> climb tower
Before you can do anything the atmosphere of confusion seems to take control of your senses. You find you can no longer understand the language you are speaking.
You’re at the tower of Babel.

At this point the “>” parser disappears and nothing seems to help.

A man in a white coat shows professional curiosity as you make your utterance.
You’re at the tower of Babel.
A nearby trade-unionist, straight from the shop floor, bellows ‘Kadima hapoel!’ in your ear.
You’re at the tower of Babel.
A young woman is amused by your remark. ‘Rotse lishtot mashehu?’ she asks, pointing towards a hot drinks machine.
You’re at the tower of Babel.
Some children burst into laughter and start copying your accent.
You’re at the tower of Babel.
On hearing your words a passer-by offers you some wurst and asks, ‘Ooluy ata raev?’
You’re at the tower of Babel.
You attract the attention of a passing group of troubadours. ‘Shir itanu!’ one exclaims at which they all start singing (in an assorted collection of keys, of course.)
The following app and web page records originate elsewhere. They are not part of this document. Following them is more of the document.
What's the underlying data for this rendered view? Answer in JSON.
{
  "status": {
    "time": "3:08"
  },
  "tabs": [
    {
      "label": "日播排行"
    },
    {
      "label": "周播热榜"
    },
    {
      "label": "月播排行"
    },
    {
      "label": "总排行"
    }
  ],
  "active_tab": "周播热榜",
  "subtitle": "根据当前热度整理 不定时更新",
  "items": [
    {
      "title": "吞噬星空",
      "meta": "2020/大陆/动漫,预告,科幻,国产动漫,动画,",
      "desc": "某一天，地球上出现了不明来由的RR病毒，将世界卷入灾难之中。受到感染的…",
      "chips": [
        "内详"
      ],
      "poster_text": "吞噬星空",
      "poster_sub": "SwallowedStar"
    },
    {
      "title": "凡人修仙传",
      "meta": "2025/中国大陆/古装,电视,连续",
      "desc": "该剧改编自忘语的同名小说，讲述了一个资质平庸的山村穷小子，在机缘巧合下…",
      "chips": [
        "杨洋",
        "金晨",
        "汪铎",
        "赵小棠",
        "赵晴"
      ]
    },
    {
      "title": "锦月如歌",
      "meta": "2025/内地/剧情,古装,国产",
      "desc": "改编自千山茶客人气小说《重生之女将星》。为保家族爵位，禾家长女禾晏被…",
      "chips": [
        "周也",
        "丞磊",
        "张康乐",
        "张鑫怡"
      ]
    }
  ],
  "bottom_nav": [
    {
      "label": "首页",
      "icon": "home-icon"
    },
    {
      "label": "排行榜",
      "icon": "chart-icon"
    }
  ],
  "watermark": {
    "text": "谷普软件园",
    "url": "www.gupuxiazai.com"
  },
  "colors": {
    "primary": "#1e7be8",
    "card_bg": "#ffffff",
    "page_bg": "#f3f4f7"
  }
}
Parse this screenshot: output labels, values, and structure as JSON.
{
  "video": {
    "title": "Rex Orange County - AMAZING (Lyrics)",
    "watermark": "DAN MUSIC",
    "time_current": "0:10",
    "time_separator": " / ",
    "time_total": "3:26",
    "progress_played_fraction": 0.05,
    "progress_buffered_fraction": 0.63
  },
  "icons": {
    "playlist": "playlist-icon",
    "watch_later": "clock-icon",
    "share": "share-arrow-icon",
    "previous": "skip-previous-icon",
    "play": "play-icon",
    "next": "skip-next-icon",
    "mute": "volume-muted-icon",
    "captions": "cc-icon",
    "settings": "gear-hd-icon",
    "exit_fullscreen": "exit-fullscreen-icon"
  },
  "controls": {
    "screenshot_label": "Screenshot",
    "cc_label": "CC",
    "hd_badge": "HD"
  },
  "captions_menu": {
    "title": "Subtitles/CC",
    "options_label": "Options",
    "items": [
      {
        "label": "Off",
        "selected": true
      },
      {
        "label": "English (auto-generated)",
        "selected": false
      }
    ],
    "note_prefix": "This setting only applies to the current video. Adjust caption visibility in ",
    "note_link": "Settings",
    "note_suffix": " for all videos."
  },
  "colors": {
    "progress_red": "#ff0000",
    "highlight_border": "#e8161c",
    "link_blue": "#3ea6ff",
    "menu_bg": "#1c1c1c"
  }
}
The only other hint seems to be in a different room.

> d
You are in a smooth corridor hacked out of the living granite (whatever that means… I mean, whoever heard of living granite anyway? Oh, sorry…). There is a hole up, and round passages lead east and west. There are some words hacked out of the living (ahem), which read “WORDS IN TOWERS HAVE OTHER POWERS”.

There’s a few angles to work this problem.

I. Say the right magic word(s)

Other problems in this game have been solved by a single word like THINK or STEINBECK, so perhaps that’s the trick.






pray (verb not even recognized)

any of the riddle answers

all of the riddle answers in the order encountered

II. Prepare immunity to confusion beforehand

bring gas mask

temporary deafness or blindness somehow?

III. Prepare a “time bomb” to startle out of confusion

Bringing the exploding case to the Tower
The case will eventually explode and kill the player, but it doesn’t help with escaping the Tower.

Lighting a match, having it burn out while at the Tower.
It hurts the player’s finger in another scene but here the match just burns to ash.

bring the shaggy dog

IV. Decipher the statements being made

It’s faintly possible the phrases the characters are saying are not gibberish, but coded language, and deciphering that language will allow escape.

Kadima hapoel! -> trade-unionist
Rotse lishtot mashehu? -> pointing to hot drinks machine
Ooluy ata raev? -> offered wurst
Shir itanu! -> right before singing

Checking every possible rot1-25 rotation

Attempting to say any of the words

Attempting to say any of the words backwards

Supposing a 1-1 cryptogram

. . .

Having the lists not only provides the feeling of momentum, but also prevents an issue I’ve had before: getting stuck on a puzzle because I thought I tried a particular action, but I hadn’t (or at least not in a certain exact way).

Additionally it’s possible the setup requires an item I haven’t seen yet — so it isn’t good for me to linger absolutely — but it means that if I leave and come back I have a better memory of what already has been attempted.

Posted March 4, 2016 by Jason Dyer in Interactive Fiction

Tagged with